Focus on the process or trip over the talent.
As educators, when we focus on the process, the daily disciplines, we can help our students and athletes achieve great things. But we can also trip over the talent. Whether it be in classroom or on the playing field. We can confuse talent as a bridge to a quick fix and instant success. I have done it, I imagine many of us have. The talent blinds us as we get lost in the pursuit of recognition and the mirage of success. Our world is wired that success is in the status, the scores, the records, the championships, the “stuff”. But the world is wrong. Success is not in the “stuff”, it is created in the messy work, the daily grind, we call the process.
Being blinded by talent comes as subtle as that holiday weight gain, well I speak for myself. Most often we do not realize it until one day we step on the scale and think how the heck did I get here. Talent becomes seen as the quickest route in our GPS of desire for success. Having talent around us let’s us stay comfortable. As a coach, when I have had an abundance of talent, I did not have to do near the work, or have to invest as much of myself in getting messy. With talent there is less risk, so there is less mess. Talent can put us to sleep and rob us of our true gifts and abilities as teachers and coaches. We see reward and lose focus on the process. Many times we fall flat on our faces and it is our own doing,
Is it all about “me”, or is it all about “we”.
So how do we avoid it? I believe there is a simple answer to that question. What you focus on, what you put your energy towards, is what drives you. If your focus and energy is on the outcomes you become susceptible to tripping over the talent. If you see your end game as teacher of the year, highest state test scores, or a state championship then you will seek out what you need to achieve that. You seek talent and ride its coat tails. If your end game is bigger than yourself. If it is in building relationships, developing talent, planting seeds for a successful life. Then your focus in on the process. It all comes down to what we focus on. Is it all about “me”, or is it all about “we”?
A few years ago, I was coming off one of, if not the best, season’s as a coach I had ever had. Not many noticed because we did not qualify for the playoffs and we didn’t achieve any status that signaled what most call success. But that squad won more games that season than they had in the previous five seasons combined. A turnaround of an entire programs culture had taken place. Everyone in our locker room knew it, but that was about it. Honestly, I felt overlooked and wanted to prove to everyone that they were missing out on a great story. I wanted them to see “me”. So the next season I was going to shock the world, we were competitive again, but we also had talent.
I did not focus on the process and I tripped over my talent.
From day one of training, I was laser focused on the outcomes. More wins, a playoff berth, and another shot at the State Coach of the year for me. I became blind to the process by the glare of all those shiny awards and the distraction of success. As the season progressed, I grew increasingly focused on me and not the we. I lost touch with building relationships and creating culture and became obsessed with pushing my talent to win at all costs. The secret sauce to turning around that program I threw out in the garbage for the promise of riding on the back of my talent to glory. I didn’t just stumble, I tripped and fell flat on my face. And in turn, my team crashed and burned. We had a losing season. More talent, less wins. All because I did not focus on the process and I tripped over my talent. My focus was off and my team paid the price.

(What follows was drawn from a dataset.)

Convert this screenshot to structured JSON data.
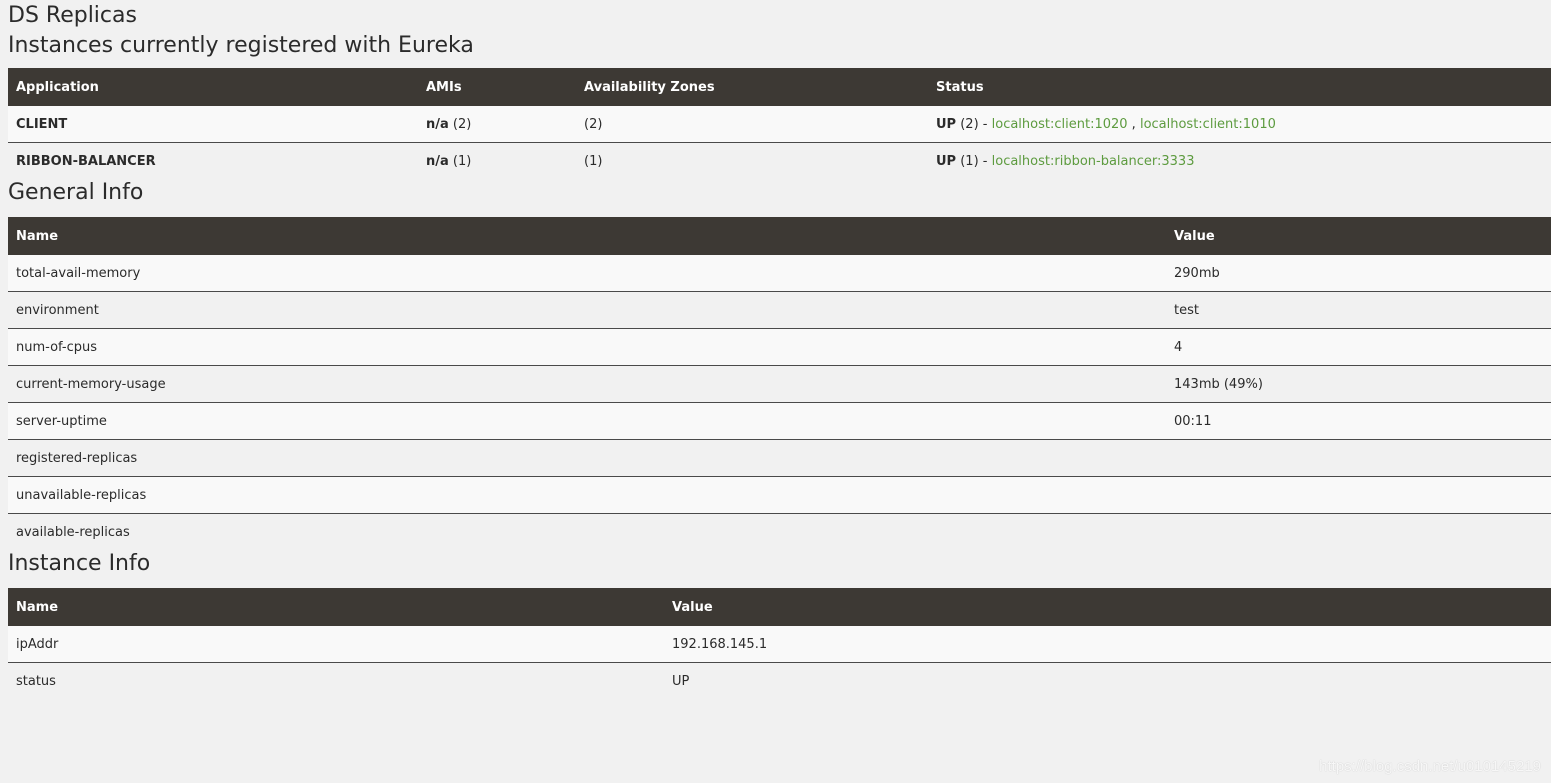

If we want true success, the kind you cannot measure in a test score, in being a high flier, at the end of the game on a scoreboard, or being the MVP. But the real, long lasting, success that propels them into being the hero’s in their families, their careers, and champions in life. Then we have to focus on the process. That daily discipline of putting in the work. Being present in just today, pouring out your gifting as a teacher and coach into every single one of your kids. Not parceling it out to the one’s with natural talent. But giving to all of them, developing the talent in each of them, raising the standards for the benefit of them all.
That talent becomes success when….
Empower those with the talent to serve those with less. Teach them to understand that without the class, without the team, their talent becomes less significant. Yet, without their talent, the class or that team also becomes less significant. That talent becomes success when they realize that they are measured by what they give and not what they get. By focusing on the process you instill that giving spirit and soon your whole group will consist of students and athletes who become fulfilled because of their desire to pour into one another.
It is easy to trip over talent. We want to be recognized and valued. I mean who doesn’t like to win a championship. But the key is in how you get there. Focus on the process and you are well on your way. Embrace being uncomfortable, take on the messy and difficult ones, take risks with your heart and love them all. When you take the time to develop relationships with all of them, no matter the talent level, you begin to create a culture that will thrive. You foster an environment of family that develops talent instead riding on it’s coat tails. Focus on the process and never forget, when you go all in, all together, you win every single time.